Very much in the vein of the foray across the border made by Eddie in the late 1970s to catch Peruvian rariities covered in the January 2011 issue, and prompted by December 2010's star visitor at Newcastle Airport, my mind wandered back to a similar trip made by myself to catch earlier executive jet deliveries to Singapore Airlines and its flying college. The evening of Friday 10th December 1999 saw news hit the enthusiast forums of three Learjet 45s arriving at Glasgow Airport on their ferry flights to Singapore Airlines. A mouth-watering prospect, and only a few hours drive away, and while I had a longer, and massively significant road trip (aimed at settling a score!) planned for the Sunday and Monday of the following week (the full story of which is published on the novembertango web site), I remember setting off at 0500 on the Saturday morning, and battling my way through the snow on the M74 - at one point wondering to myself, 'what am I doing here'! - to arrive at Glasgow Airport in time to see the trio preparing for an early departure on the airport's executive ramp. With the three gorgeous machines in the bag, I positioned myself at one of the favoured spotting sites at Glasgow back then, around the back of the Loganair hangar, to hopefully record the machines on film. Sure enough just before 0900 all three taxied out and departed, in somewhat challenging photographic conditions (see above!), on continuation of their long ferry flight via Nuremburg, Larnaca and beyond. A more leisurely drive back to Newcastle ensued for me, in order to prepare for a night shift on the Saturday night and a late morning drive southwards on the Sunday! Young and keen .... !

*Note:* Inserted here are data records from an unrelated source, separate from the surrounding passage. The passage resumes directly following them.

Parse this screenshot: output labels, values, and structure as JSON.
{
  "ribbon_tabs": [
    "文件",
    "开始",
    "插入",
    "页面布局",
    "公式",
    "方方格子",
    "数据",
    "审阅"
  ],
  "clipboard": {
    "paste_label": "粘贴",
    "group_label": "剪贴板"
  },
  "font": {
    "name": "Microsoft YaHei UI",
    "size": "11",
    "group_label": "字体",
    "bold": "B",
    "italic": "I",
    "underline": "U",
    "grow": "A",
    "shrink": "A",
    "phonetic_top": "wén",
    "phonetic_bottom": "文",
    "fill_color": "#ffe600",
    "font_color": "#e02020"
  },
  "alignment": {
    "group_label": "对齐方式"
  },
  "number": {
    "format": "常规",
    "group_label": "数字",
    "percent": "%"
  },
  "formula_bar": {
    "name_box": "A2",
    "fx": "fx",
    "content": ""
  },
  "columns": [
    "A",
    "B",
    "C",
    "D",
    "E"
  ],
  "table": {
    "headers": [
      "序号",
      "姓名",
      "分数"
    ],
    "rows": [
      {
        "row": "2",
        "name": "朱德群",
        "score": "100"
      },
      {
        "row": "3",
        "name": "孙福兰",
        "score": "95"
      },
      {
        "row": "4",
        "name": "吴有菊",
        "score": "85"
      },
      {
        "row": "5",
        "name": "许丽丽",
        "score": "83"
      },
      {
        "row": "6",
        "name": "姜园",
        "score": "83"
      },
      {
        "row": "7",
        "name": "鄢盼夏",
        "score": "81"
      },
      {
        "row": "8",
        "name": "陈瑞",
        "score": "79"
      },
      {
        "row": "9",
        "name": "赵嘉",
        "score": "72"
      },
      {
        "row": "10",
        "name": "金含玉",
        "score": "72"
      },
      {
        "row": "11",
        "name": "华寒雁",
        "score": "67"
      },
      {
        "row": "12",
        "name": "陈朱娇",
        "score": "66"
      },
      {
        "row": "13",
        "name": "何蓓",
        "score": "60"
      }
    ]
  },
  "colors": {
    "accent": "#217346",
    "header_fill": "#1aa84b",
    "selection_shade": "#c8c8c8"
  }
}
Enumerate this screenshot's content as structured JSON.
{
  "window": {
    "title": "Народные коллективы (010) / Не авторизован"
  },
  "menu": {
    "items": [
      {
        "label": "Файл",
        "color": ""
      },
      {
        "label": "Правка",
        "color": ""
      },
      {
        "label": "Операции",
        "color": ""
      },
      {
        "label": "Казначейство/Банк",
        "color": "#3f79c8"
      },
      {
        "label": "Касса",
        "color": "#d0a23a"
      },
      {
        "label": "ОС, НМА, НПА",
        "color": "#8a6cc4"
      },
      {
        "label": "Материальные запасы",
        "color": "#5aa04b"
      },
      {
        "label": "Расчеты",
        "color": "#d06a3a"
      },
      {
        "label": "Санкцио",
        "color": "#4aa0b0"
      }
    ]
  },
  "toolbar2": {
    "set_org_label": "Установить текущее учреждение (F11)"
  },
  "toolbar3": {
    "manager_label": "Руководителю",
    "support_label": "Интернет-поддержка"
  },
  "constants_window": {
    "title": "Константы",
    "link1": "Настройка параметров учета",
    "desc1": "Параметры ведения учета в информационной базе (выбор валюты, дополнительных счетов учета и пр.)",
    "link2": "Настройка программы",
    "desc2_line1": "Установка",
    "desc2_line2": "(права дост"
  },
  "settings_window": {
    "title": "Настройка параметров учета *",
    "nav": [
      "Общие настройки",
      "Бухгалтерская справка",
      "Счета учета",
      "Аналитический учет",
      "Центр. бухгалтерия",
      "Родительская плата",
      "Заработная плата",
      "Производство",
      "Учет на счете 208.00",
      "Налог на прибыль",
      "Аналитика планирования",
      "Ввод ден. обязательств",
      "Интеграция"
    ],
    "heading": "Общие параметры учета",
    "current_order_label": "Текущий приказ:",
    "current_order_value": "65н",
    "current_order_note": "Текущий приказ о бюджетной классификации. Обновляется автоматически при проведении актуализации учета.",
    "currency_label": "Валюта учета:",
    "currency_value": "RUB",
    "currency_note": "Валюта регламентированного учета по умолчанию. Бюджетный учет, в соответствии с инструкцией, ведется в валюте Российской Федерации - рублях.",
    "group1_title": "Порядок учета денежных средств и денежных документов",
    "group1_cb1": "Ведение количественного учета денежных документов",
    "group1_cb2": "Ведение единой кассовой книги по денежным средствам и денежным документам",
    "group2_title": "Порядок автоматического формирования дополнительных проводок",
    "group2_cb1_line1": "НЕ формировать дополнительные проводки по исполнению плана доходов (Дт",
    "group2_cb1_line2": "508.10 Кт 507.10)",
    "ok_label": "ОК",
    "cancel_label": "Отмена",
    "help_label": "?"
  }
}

The Singapore Airline Flying College, established in 1988, is fully owned and operated by Singapore Airlines, primarily to train ab-initio pilots for the three airlines in the group, the 'mainline' and cargo divisions, as well as wholly-owned Silk Air. Based close to Seletar Airport in Singapore, the college operates two training facilities in Australia, at Jandakot Airport, Perth, WA. (Cessna 152/172R & Beech Baron), and Maroochydore, Sunshine Coast, Qld. (Learjet 45). Four new Learjet 45s were ordered to replace six older Learjet 31s (9V-ATA-F), to operate in Singapore, and whilst all four set off on the Atlantic crossing 'together', one, 9V-ATG (45-029) - sadly for me - diverted into Shannon, subsequently meeting up with its sister-ships from Glasgow - 9V-ATH (45-031), 9V-ATI (45-033), and 9V-ATJ (45-035 pictured above) - in Nuremburg on Saturday 10th.
Two of the quartet were disposed of in July 2002, 9V-ATG becoming N290LJ and then subsequently N170LS, an identity the airframe was wearing when I caught up with it for the first time at Fort Lauderdale Executive in February 2007, while 9V-ATH became N310LJ also in July 2002, which it wears to this day (and which it wore when I saw it at FXE the day before '170LS in February 2007!). The two remaining Learjet 45s were moved to Australia in November 2002, becoming VH-SQD and VH-SQM where they still remain, the pair initially losing their Singapore titles and tail designs, and then subsequently being re-painted into a more anonymous white livery with titles and tail badge, similar to that worn by the machine on this month's front cover. The two were joined by a further pair of Learjet 45s in late 2002, VH-SQR (45-195) and VH-SQV (45-207), aircraft which appear to have worn a mixture of the two liveries worn by -033 and -035 from delivery to this day, Singapore Airlines cheatlines and tail colouring, with 'Singapore Flying College' titles and tail badge.
In July 2009 the Singapore Flying College ordered five Citation Mustangs to ultimately replace the Learjet 45s at Maroochydore, and as we go to press four have already been delivered, VH-SQW through Glasgow - and over the Newcastle area, above cloud! - during late June 2010, VH-SQY through Stansted during mid-November 2010, and VH-VSQ also through Stansted in late January 2011; oh, and of course VH-SQJ which provided one of the moments of an already fairly 'colourful' year at Newcastle Airport during early December.
Acknowledgements: airliners.net, sfcpl.com, Aviation Letter.